▸ **DATA RECORDS**:
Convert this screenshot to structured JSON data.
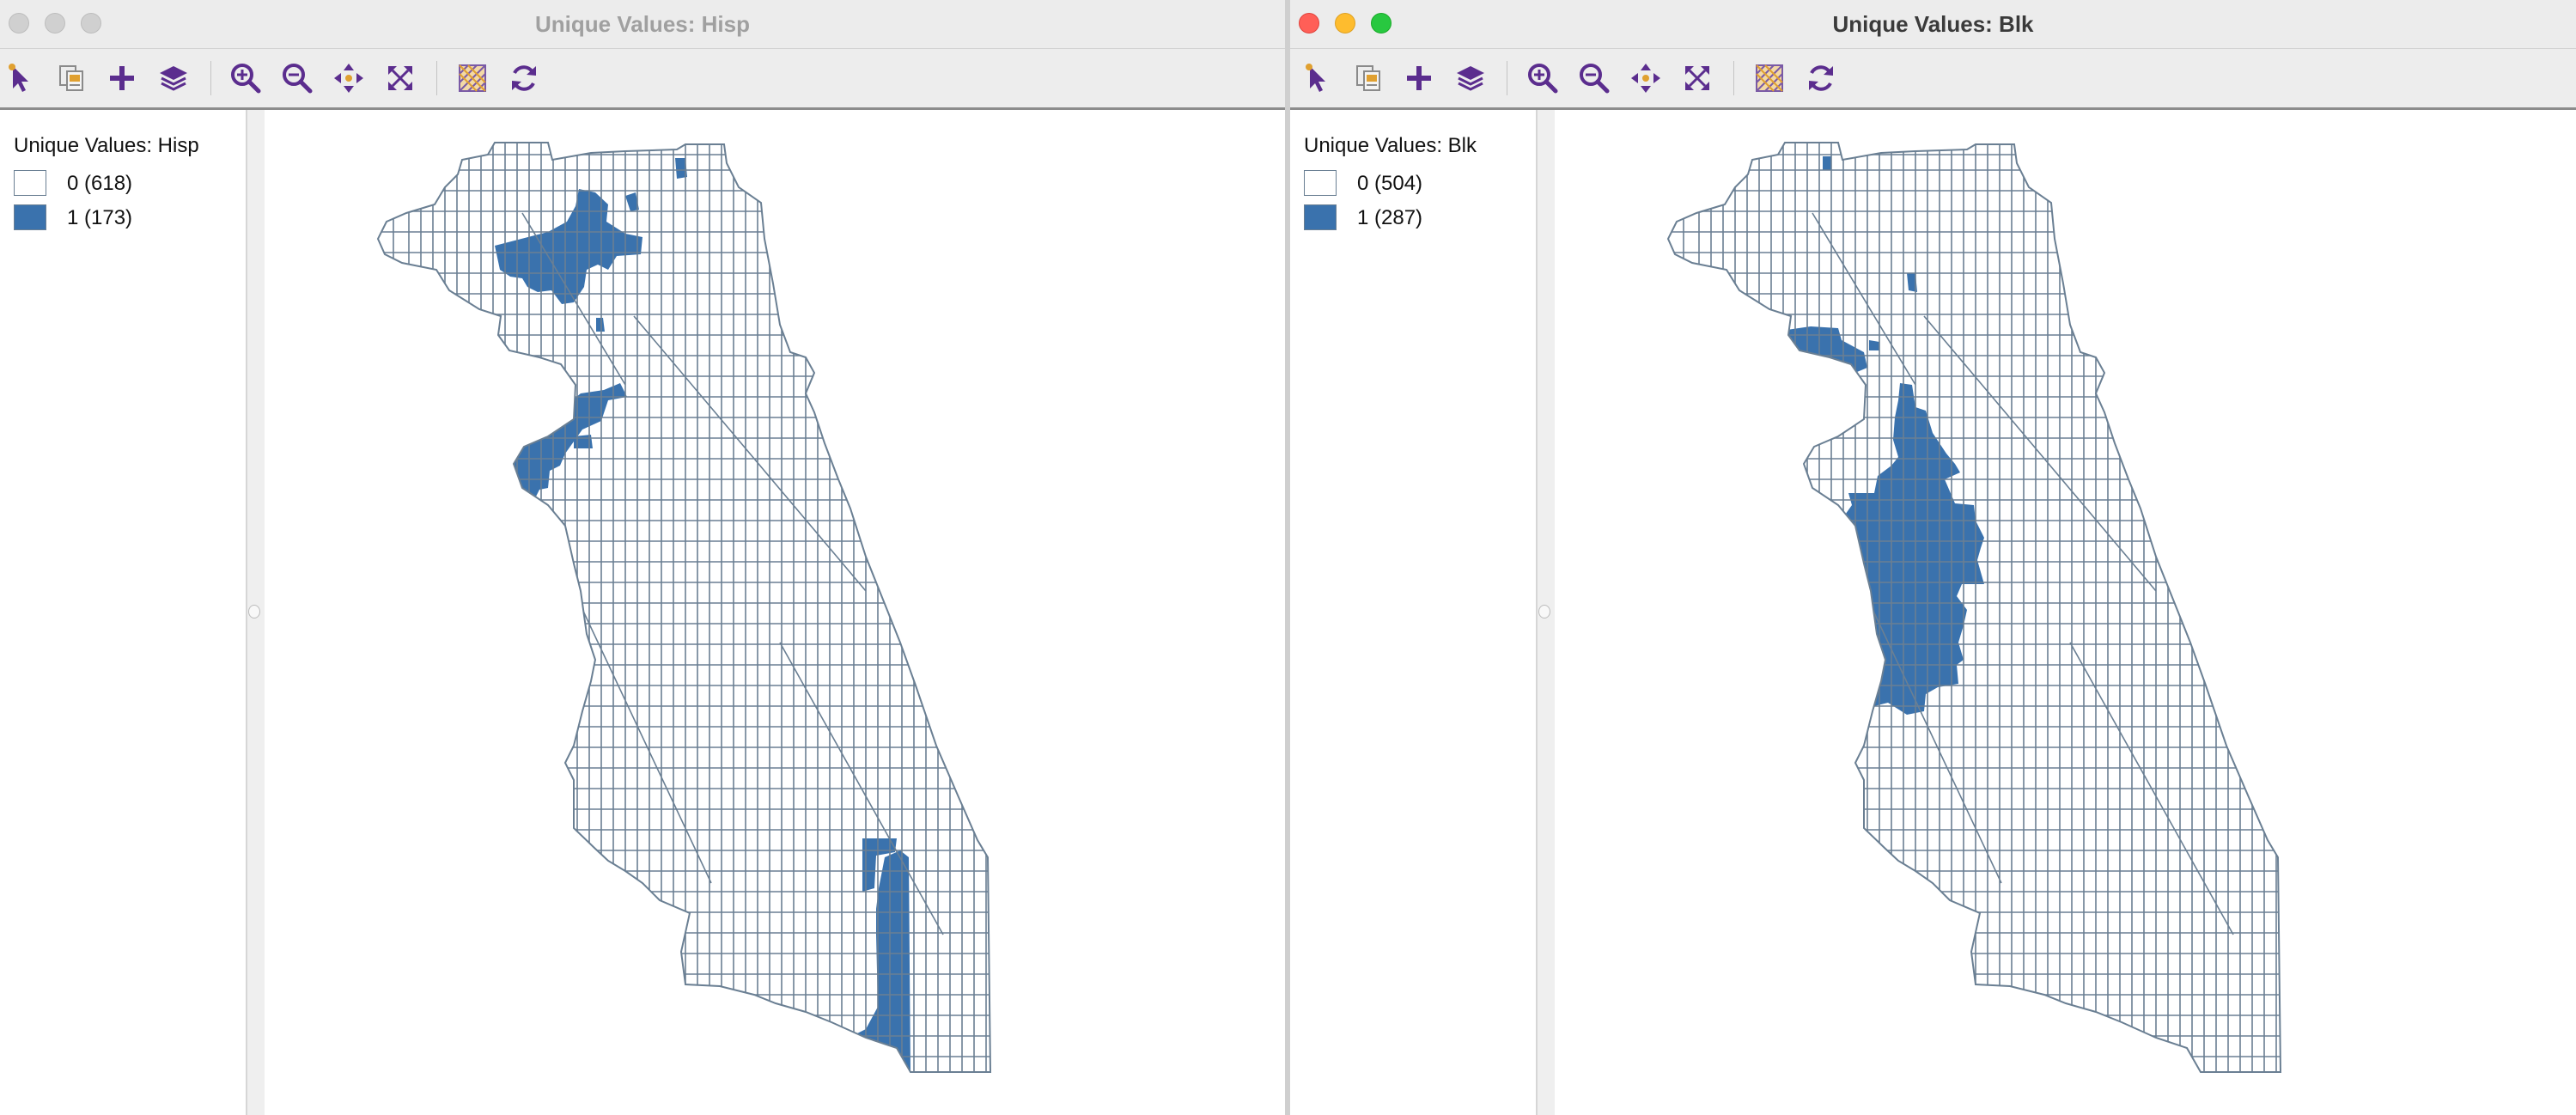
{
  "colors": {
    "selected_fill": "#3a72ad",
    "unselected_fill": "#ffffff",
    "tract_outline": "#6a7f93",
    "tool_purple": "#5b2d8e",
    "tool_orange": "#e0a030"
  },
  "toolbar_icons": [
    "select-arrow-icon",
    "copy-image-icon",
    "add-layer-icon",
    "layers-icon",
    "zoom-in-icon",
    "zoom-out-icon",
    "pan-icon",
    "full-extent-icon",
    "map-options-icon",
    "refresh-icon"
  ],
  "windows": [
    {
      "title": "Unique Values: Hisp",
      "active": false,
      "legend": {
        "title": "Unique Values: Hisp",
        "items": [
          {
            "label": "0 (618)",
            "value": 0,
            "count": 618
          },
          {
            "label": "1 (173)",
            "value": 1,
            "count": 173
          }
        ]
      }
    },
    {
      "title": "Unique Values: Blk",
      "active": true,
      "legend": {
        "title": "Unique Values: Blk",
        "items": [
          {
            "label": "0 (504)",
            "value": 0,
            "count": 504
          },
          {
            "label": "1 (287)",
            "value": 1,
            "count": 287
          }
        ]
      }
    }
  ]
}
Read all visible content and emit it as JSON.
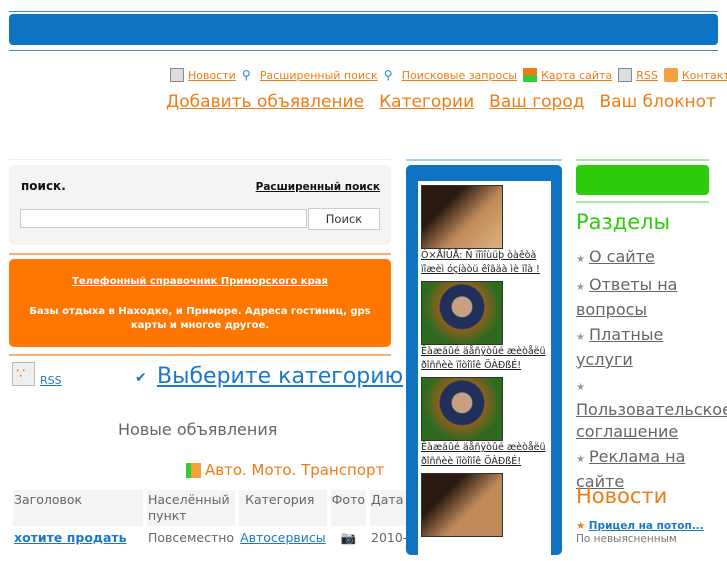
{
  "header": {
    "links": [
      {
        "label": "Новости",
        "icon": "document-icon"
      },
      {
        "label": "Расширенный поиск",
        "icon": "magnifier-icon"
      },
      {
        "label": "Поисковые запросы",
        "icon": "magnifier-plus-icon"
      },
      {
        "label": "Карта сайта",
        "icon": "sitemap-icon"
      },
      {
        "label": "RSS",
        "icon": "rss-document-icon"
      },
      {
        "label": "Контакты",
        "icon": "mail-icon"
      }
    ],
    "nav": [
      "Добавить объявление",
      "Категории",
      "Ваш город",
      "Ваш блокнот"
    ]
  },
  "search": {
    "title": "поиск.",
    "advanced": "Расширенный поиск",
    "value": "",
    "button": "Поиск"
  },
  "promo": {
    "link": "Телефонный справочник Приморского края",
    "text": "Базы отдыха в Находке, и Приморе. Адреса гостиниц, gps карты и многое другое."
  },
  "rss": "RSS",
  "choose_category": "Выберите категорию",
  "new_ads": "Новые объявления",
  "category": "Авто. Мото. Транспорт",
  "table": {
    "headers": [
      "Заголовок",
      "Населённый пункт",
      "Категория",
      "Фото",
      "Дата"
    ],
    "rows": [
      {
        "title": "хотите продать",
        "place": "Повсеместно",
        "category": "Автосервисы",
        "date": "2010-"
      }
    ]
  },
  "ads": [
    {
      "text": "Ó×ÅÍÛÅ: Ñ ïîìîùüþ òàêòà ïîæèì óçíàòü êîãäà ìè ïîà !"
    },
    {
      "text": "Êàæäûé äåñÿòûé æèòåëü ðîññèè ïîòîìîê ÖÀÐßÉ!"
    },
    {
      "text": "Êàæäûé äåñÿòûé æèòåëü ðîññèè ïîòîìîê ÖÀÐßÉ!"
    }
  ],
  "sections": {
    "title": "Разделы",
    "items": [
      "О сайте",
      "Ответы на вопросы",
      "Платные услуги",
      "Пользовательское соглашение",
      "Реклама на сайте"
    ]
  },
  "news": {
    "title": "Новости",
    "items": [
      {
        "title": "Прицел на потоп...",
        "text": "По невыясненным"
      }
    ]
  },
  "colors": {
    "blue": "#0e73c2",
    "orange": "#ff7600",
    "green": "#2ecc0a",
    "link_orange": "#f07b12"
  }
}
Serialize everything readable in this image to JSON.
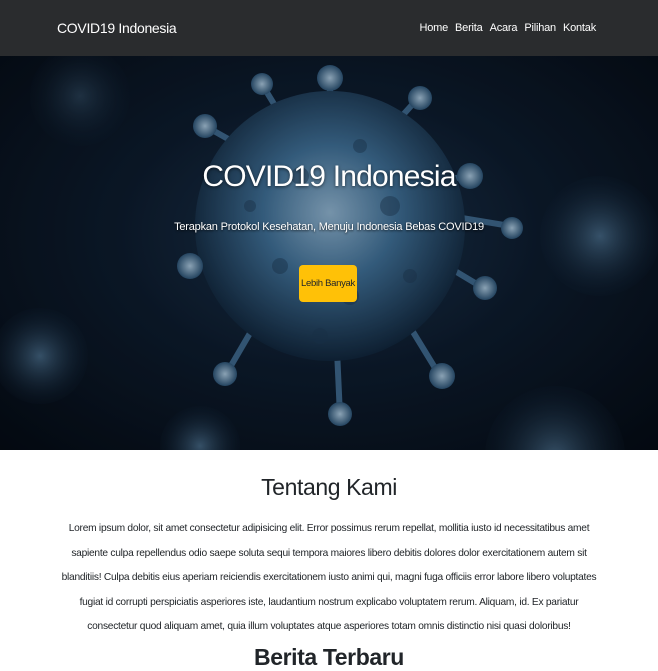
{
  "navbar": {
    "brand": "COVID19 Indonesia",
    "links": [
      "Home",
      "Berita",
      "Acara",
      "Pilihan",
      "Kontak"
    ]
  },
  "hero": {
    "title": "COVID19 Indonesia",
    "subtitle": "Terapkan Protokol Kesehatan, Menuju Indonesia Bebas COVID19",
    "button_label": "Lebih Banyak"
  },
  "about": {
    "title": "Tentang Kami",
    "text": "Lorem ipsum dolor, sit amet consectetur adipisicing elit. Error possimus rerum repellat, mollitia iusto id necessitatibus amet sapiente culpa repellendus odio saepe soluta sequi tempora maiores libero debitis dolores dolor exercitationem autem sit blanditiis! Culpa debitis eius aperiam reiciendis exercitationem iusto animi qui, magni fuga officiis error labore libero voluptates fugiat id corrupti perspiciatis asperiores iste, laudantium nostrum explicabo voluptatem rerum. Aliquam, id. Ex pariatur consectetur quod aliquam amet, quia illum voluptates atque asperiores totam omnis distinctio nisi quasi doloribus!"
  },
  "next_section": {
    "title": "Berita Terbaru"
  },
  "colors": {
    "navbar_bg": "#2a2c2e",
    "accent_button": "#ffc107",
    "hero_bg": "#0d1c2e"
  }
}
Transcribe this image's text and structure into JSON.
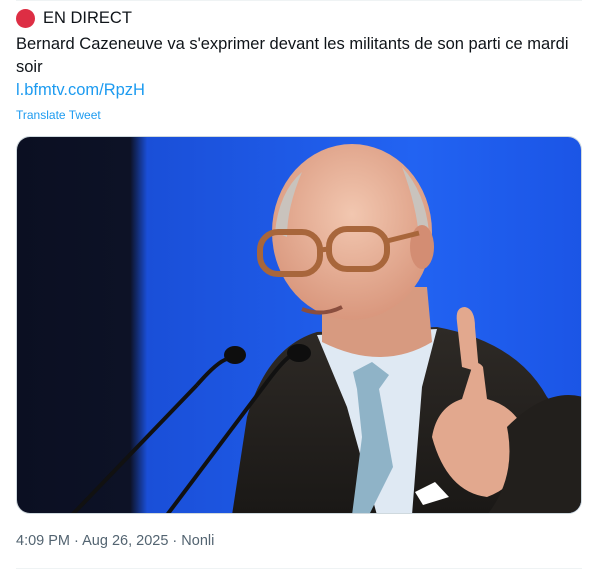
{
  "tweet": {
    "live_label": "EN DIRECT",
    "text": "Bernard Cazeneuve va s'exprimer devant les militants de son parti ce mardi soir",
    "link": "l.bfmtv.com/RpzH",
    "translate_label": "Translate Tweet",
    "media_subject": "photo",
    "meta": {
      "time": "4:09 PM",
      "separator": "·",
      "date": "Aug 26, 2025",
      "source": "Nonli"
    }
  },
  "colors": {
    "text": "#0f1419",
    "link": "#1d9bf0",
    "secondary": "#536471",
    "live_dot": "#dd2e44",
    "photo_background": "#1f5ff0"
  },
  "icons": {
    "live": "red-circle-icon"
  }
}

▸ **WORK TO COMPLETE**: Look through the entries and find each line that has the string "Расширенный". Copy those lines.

▸ **WRITTEN SOLUTION**:
        "label": "Расширенный поиск",
    "advanced": "Расширенный поиск",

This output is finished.